Electricity And Water

Electricity first came to the Penallt area between 1955 and 1957. Canvassers from the Electricity Board called on every householder to ask if they wanted to have electricity; many refused at first but most did, in fact, decide to have it by the time the work began. It was done free of charge, but householders had to guarantee to use £25 worth of electricity during the first year, and farmers a good deal more. This led some farmers to leave their lights on all night to insure that they got through their quota!

The supply line was a branch taken from the Chepstow-to-Monmouth line, leaving it just north of the Five Trees road junction via Ty Mawr and The Narth. The team who did the installation was 60 strong and came from Abergavenny. Installation went without hitch or incident, but there was some excitement crossing Pwllplythin Wood from Tregagle to The Crown inn. No one wanted trees to be cut down to make room for the equipment, so in the end rockets such as those used to set up breeches-buoys as sea were used to take the lines over the wood. Eventually lines were taken across the Wye near Cae Dee to link up with the Monmouth circuit to provide an alternative supply should there be a fault on the line.

The Penallt lines are all of copper, which is very durable, but expensive; modern lines are steel-cored aluminium at half the price. When the poles were erected farmers wanted them sited in the hedges to keep the fields clear. Nowadays they prefer the poles to be well away from hedges to give hedge-trimmers a clear run.

In 1971, with the growth of the village, certain changes were made. That part of the line crossing what is now Pentwyn Park was put underground and the original transformers were replaced by larger ones. The mains supply comes in at 11,000 volts and is reduced to 240/250 to each household.

The chief causes of power failure are lightning, birds and the branches of trees. There are automatic switches at the Lydart bends which switch on power again three times after each 30-second failure; if it fails a fourth time, the controllers at Cwmbran consult their computer to locate the fault and send out a repair team. Helicopters have revolutionised the job of tracing faults, saving time and much foot-slogging.

Gales in 1984 brought down power lines; when the present poles have to be replaced, the distances between them will be reduced to provide better support. Also, the distance between the overhead wires has been increased so that a bird sitting on one cannot touch another and cause “shorting out”. This change has no doubt been welcomed by the bird population and by those with electric clocks on their automatic cookers!

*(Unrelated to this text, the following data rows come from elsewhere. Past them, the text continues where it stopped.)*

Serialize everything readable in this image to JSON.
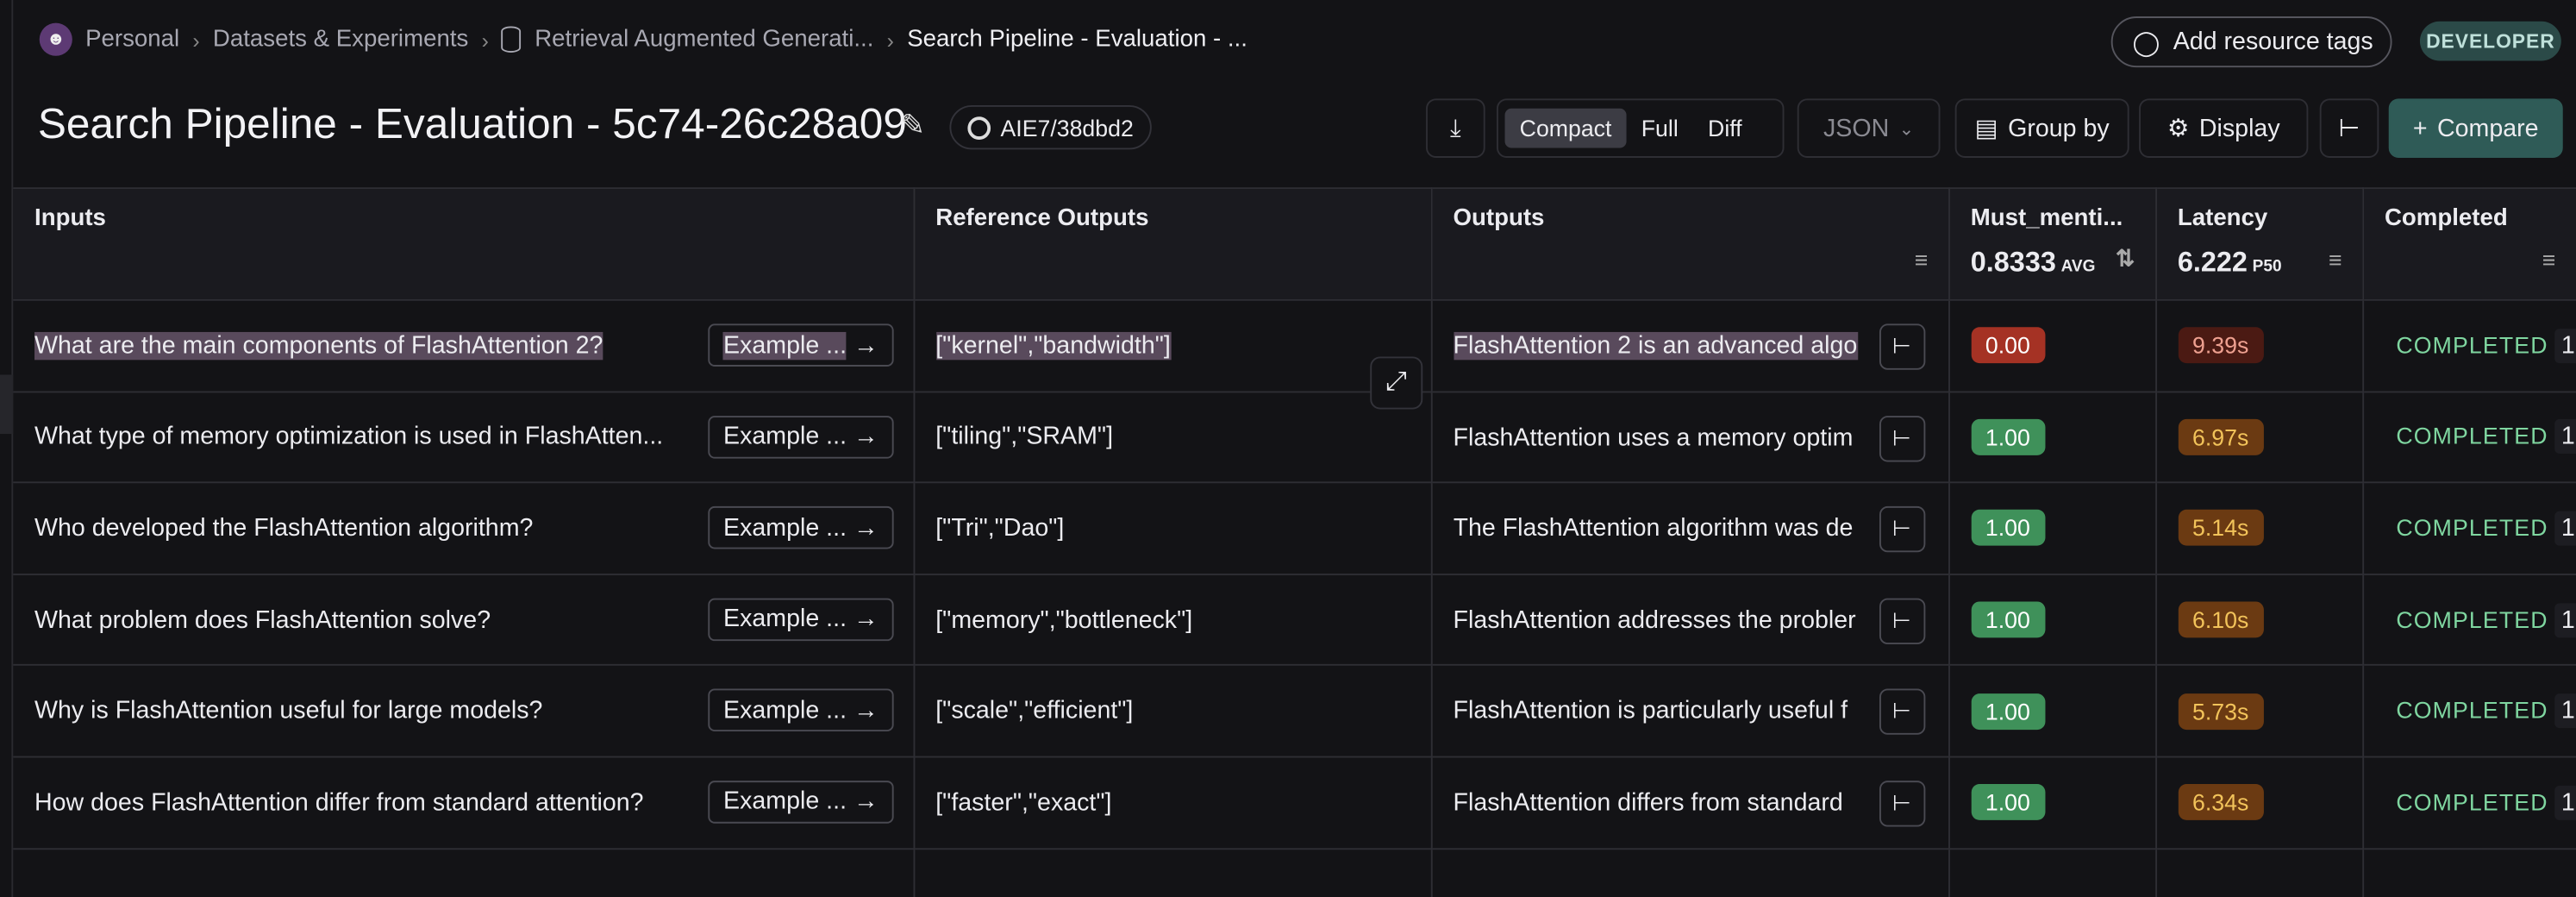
{
  "breadcrumb": [
    "Personal",
    "Datasets & Experiments",
    "Retrieval Augmented Generati...",
    "Search Pipeline - Evaluation - ..."
  ],
  "header": {
    "add_tags": "Add resource tags",
    "role_badge": "DEVELOPER",
    "title": "Search Pipeline - Evaluation - 5c74-26c28a09",
    "commit": "AIE7/38dbd2"
  },
  "toolbar": {
    "views": [
      "Compact",
      "Full",
      "Diff"
    ],
    "active_view": "Compact",
    "format": "JSON",
    "group_by": "Group by",
    "display": "Display",
    "compare": "Compare"
  },
  "columns": {
    "inputs": "Inputs",
    "reference": "Reference Outputs",
    "outputs": "Outputs",
    "must": "Must_menti...",
    "must_stat": "0.8333",
    "must_stat_label": "AVG",
    "latency": "Latency",
    "latency_stat": "6.222",
    "latency_stat_label": "P50",
    "completed": "Completed"
  },
  "example_label": "Example ...",
  "rows": [
    {
      "input": "What are the main components of FlashAttention 2?",
      "reference": "[\"kernel\",\"bandwidth\"]",
      "output": "FlashAttention 2 is an advanced algo",
      "score": "0.00",
      "latency": "9.39s",
      "status": "COMPLETED",
      "count": "1"
    },
    {
      "input": "What type of memory optimization is used in FlashAtten...",
      "reference": "[\"tiling\",\"SRAM\"]",
      "output": "FlashAttention uses a memory optim",
      "score": "1.00",
      "latency": "6.97s",
      "status": "COMPLETED",
      "count": "1"
    },
    {
      "input": "Who developed the FlashAttention algorithm?",
      "reference": "[\"Tri\",\"Dao\"]",
      "output": "The FlashAttention algorithm was de",
      "score": "1.00",
      "latency": "5.14s",
      "status": "COMPLETED",
      "count": "1"
    },
    {
      "input": "What problem does FlashAttention solve?",
      "reference": "[\"memory\",\"bottleneck\"]",
      "output": "FlashAttention addresses the probler",
      "score": "1.00",
      "latency": "6.10s",
      "status": "COMPLETED",
      "count": "1"
    },
    {
      "input": "Why is FlashAttention useful for large models?",
      "reference": "[\"scale\",\"efficient\"]",
      "output": "FlashAttention is particularly useful f",
      "score": "1.00",
      "latency": "5.73s",
      "status": "COMPLETED",
      "count": "1"
    },
    {
      "input": "How does FlashAttention differ from standard attention?",
      "reference": "[\"faster\",\"exact\"]",
      "output": "FlashAttention differs from standard",
      "score": "1.00",
      "latency": "6.34s",
      "status": "COMPLETED",
      "count": "1"
    }
  ],
  "colors": {
    "pass": "#3f915a",
    "fail": "#a53224",
    "accent": "#2f5b57"
  }
}
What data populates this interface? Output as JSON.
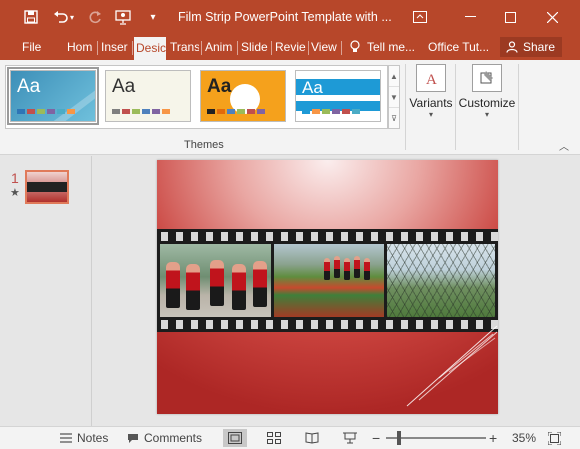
{
  "titlebar": {
    "title": "Film Strip PowerPoint Template with ...",
    "icons": [
      "save-icon",
      "undo-icon",
      "redo-icon",
      "presenter-icon",
      "customize-qat-icon",
      "ribbon-display-icon",
      "minimize-icon",
      "maximize-icon",
      "close-icon"
    ]
  },
  "tabs": [
    {
      "label": "File"
    },
    {
      "label": "Hom"
    },
    {
      "label": "Inser"
    },
    {
      "label": "Desic"
    },
    {
      "label": "Trans"
    },
    {
      "label": "Anim"
    },
    {
      "label": "Slide"
    },
    {
      "label": "Revie"
    },
    {
      "label": "View"
    },
    {
      "label": "Tell me..."
    },
    {
      "label": "Office Tut..."
    }
  ],
  "share": {
    "label": "Share"
  },
  "ribbon": {
    "themes": [
      {
        "label": "Aa",
        "bg": "#5aa6c8",
        "fg": "#ffffff",
        "swatches": [
          "#2e75b6",
          "#c0504d",
          "#9bbb59",
          "#8064a2",
          "#4bacc6",
          "#f79646"
        ]
      },
      {
        "label": "Aa",
        "bg": "#f6f5ea",
        "fg": "#333333",
        "swatches": [
          "#7f7f7f",
          "#c0504d",
          "#9bbb59",
          "#4f81bd",
          "#8064a2",
          "#f79646"
        ]
      },
      {
        "label": "Aa",
        "bg": "#f5a11c",
        "fg": "#222222",
        "swatches": [
          "#222222",
          "#e26b0a",
          "#4f81bd",
          "#9bbb59",
          "#c0504d",
          "#8064a2"
        ]
      },
      {
        "label": "Aa",
        "bg": "#1e9ad6",
        "fg": "#ffffff",
        "swatches": [
          "#1e9ad6",
          "#f79646",
          "#9bbb59",
          "#8064a2",
          "#c0504d",
          "#4bacc6"
        ]
      }
    ],
    "themes_group_label": "Themes",
    "variants_label": "Variants",
    "customize_label": "Customize"
  },
  "slides_pane": {
    "slide_number": "1"
  },
  "statusbar": {
    "notes_label": "Notes",
    "comments_label": "Comments",
    "zoom_label": "35%",
    "zoom_value": 35
  }
}
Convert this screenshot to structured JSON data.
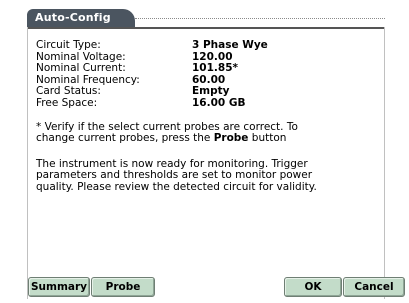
{
  "tab": {
    "title": "Auto-Config"
  },
  "fields": [
    {
      "label": "Circuit Type:",
      "value": "3 Phase Wye"
    },
    {
      "label": "Nominal Voltage:",
      "value": "120.00"
    },
    {
      "label": "Nominal Current:",
      "value": "101.85*"
    },
    {
      "label": "Nominal Frequency:",
      "value": "60.00"
    },
    {
      "label": "Card Status:",
      "value": "Empty"
    },
    {
      "label": "Free Space:",
      "value": "16.00 GB"
    }
  ],
  "note": {
    "before": "* Verify if the select current probes are correct. To\nchange current probes, press the ",
    "bold": "Probe",
    "after": " button"
  },
  "message": "The instrument is now ready for monitoring. Trigger\nparameters and thresholds are set to monitor power\nquality. Please review the detected circuit for validity.",
  "buttons": {
    "summary": "Summary",
    "probe": "Probe",
    "ok": "OK",
    "cancel": "Cancel"
  },
  "colors": {
    "tab_background": "#4b5560",
    "button_background": "#c3dcc9"
  }
}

Before the advent of piped water, villagers used streams, springs and bucket wells, with three and four cottages sometimes sharing a single well. Tanks were also installed – some underground – to collect rain water from roofs. Pipes were laid in 1954 and 1955, The Narth having pipes of asbestos and the rest of the area cast iron. (Today, they are of plastic.) Penallt’s water comes from Mainsprings Reservoir, north of Trellech. At first, it held 150,000 gallons but this proved inadequate and it was enlarged to hold 300,000. Water is pumped up from Monmouth and, to sterilize it, chlorine is added at the pumping houses. There are pressure valves to help cope with gradients and some boosting of pressure to make the water run up-hill. A “break-pressure” tank can be seen near the Old Church.

During the laying of the water mains, a digger slipped down a bank and landed in growing corn. The farmer was furious but accepted on the spot a £5 note offered by the supervisor, and then watched the rescue of the unfortunate digger with great humour! The crop was apparently not permanently damaged. Farmers’ water supply was metered but everyone else was charged according to the rateable value of property served.

Most people were well satisfied with a sink and one tap in the house for about two years but one elderly couple “didn’t hold” with new ways, finally agreeing nevertheless to have one tap in the kitchen but no sink! Months later, they were found still filling a bucket every morning, albeit from their own tap, and dipping from it all day, as of yore. Indeed, there are still at least three cottages without electricity and water – and one with a two-seater “little house” outside.

The coming of electricity and water made a tremendous difference, of course. Better light meant brighter spirits, work after dark became possible and farmers could handle larger herds – all aids to village prosperity.

(Grateful thanks are due to Mr Tunnicliff of the South Wales Electricity Board and Mr Hardwick, late of Monmouth Rural District Council, for ready help in compiling these notes.)

[from: Penallt – A Village Miscellany]